» WHAT THE TASK ASKS
Your answer should consist of each line below that contains the string "from".

--- INFORMATION PROVIDED Enclosed Below ---

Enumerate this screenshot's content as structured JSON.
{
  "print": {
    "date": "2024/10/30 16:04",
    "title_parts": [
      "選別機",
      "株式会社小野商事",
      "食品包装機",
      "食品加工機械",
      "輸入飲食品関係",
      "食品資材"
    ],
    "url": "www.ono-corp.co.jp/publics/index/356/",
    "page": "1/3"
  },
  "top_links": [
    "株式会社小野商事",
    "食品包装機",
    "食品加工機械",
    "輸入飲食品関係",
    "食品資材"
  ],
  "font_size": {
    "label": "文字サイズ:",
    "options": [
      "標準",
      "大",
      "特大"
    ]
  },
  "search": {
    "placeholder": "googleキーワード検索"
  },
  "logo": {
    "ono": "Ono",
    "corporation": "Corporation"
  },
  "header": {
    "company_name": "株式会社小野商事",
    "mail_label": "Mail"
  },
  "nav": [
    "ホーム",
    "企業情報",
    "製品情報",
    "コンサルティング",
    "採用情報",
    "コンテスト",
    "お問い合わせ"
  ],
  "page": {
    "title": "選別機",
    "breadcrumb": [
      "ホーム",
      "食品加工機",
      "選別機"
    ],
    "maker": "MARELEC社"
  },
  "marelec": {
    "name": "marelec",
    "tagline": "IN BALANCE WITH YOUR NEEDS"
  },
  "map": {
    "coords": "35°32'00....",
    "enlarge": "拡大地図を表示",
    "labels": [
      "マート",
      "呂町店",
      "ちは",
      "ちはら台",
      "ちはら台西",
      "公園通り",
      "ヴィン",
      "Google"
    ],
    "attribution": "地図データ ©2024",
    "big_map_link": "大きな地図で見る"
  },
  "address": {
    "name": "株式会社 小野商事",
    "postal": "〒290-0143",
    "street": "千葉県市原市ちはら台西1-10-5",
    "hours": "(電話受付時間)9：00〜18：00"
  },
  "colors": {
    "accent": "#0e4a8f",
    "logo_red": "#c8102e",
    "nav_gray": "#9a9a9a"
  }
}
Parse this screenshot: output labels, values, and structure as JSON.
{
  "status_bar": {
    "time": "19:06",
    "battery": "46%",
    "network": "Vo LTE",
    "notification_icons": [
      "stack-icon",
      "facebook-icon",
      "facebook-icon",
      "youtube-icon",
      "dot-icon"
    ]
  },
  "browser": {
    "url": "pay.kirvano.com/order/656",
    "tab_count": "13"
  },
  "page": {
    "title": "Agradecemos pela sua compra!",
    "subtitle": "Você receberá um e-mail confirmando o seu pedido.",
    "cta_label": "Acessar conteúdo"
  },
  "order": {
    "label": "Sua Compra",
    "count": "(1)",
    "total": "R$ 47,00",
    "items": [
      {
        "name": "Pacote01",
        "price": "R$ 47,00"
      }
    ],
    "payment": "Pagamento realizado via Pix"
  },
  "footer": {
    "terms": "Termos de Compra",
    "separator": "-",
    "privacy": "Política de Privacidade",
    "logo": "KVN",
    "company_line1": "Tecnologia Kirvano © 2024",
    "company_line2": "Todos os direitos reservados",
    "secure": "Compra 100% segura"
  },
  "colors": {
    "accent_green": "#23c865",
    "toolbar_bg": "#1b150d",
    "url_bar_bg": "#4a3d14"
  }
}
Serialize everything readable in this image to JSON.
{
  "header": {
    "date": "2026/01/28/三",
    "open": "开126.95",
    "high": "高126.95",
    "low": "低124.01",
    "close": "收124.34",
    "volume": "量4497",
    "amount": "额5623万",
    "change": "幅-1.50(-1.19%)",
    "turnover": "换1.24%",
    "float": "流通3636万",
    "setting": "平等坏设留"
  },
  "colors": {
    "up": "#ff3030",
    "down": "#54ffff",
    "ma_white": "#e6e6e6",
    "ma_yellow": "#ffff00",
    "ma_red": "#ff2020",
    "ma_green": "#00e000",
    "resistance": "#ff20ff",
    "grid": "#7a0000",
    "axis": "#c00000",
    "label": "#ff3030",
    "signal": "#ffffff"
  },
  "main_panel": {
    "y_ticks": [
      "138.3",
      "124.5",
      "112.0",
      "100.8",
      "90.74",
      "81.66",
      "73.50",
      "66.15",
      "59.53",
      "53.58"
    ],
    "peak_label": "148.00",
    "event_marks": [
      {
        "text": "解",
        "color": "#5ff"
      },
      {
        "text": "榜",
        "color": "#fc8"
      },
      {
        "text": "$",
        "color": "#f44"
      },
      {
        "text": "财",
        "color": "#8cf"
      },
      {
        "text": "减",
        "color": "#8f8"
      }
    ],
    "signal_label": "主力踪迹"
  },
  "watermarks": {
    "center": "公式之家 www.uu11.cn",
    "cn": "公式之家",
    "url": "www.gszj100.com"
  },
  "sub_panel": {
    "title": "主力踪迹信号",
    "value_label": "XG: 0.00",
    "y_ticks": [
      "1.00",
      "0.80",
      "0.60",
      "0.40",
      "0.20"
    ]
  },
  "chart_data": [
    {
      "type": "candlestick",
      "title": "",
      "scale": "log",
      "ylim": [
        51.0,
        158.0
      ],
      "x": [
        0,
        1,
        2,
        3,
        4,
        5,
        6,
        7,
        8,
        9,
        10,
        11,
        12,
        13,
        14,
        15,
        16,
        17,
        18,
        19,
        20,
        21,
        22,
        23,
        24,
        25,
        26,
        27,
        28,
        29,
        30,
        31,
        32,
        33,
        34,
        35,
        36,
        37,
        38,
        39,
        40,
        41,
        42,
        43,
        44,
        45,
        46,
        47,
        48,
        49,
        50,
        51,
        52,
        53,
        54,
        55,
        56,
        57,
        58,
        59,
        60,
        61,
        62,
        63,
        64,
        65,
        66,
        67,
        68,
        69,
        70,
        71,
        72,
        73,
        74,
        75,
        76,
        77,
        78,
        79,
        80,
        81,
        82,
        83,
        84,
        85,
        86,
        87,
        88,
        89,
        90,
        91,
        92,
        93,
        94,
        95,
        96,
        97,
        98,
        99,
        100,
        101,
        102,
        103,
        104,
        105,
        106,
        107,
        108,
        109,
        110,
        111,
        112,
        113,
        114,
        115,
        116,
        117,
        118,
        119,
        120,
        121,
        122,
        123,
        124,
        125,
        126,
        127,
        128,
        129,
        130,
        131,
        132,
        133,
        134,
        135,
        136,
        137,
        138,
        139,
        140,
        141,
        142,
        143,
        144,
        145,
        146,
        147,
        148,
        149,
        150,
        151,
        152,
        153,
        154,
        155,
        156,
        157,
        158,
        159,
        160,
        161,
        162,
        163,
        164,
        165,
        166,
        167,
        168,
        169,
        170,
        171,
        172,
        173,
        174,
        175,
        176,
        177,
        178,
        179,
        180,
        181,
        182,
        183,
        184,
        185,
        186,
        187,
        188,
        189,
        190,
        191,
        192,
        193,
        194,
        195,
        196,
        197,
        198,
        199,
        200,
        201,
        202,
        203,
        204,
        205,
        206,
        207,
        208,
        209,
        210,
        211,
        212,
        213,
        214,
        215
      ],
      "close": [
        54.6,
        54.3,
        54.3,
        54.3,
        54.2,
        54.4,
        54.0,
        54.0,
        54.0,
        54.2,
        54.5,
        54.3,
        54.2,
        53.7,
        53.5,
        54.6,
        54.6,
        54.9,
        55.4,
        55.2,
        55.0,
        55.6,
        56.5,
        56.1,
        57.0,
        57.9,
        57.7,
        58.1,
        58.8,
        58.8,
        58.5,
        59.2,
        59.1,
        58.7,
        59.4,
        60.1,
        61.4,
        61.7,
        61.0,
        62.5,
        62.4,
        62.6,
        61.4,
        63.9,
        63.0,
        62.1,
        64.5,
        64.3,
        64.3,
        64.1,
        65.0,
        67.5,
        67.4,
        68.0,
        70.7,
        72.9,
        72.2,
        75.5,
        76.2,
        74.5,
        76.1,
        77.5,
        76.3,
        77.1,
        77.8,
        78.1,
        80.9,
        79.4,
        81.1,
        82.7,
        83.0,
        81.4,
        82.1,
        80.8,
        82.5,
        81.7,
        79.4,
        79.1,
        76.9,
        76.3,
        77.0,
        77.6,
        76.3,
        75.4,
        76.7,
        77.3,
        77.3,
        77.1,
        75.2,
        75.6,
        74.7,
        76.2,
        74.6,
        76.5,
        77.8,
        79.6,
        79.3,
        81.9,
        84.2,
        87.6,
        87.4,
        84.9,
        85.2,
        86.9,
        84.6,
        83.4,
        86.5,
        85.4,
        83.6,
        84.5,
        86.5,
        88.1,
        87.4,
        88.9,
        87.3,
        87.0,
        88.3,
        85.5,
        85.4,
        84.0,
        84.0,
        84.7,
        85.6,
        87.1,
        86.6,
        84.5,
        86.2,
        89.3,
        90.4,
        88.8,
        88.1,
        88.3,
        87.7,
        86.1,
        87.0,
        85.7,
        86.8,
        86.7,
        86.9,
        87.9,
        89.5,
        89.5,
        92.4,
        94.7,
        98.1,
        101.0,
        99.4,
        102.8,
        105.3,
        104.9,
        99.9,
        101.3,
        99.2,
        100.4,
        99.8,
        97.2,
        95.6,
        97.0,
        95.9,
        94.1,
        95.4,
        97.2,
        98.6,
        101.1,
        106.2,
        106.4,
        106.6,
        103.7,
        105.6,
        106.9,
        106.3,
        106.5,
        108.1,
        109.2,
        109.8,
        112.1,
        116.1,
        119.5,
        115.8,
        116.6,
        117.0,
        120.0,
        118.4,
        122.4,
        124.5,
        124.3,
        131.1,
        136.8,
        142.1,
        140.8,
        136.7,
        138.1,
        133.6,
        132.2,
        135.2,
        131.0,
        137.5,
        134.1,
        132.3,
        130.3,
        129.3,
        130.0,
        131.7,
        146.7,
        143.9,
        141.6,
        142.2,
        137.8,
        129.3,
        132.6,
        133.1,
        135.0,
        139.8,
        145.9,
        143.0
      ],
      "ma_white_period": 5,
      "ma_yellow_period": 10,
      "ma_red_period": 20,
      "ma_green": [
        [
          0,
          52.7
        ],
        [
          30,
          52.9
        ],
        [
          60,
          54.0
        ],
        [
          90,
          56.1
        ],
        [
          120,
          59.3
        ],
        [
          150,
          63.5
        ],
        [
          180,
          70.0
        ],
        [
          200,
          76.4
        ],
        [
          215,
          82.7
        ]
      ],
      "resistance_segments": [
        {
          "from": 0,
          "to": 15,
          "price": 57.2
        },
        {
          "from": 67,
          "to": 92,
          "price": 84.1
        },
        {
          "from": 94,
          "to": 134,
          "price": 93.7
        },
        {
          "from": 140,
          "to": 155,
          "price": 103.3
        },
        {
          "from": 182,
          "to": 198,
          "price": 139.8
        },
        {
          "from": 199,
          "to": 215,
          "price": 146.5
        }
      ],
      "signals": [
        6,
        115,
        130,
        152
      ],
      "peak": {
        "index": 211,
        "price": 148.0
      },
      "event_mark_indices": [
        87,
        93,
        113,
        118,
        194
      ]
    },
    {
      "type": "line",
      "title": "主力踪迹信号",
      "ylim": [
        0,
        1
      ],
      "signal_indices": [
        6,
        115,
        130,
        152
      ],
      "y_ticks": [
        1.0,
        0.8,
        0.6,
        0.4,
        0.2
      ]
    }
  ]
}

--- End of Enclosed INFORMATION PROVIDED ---

» RESPONSE TO THIS TASK
          "from": 0,
          "from": 67,
          "from": 94,
          "from": 140,
          "from": 182,
          "from": 199,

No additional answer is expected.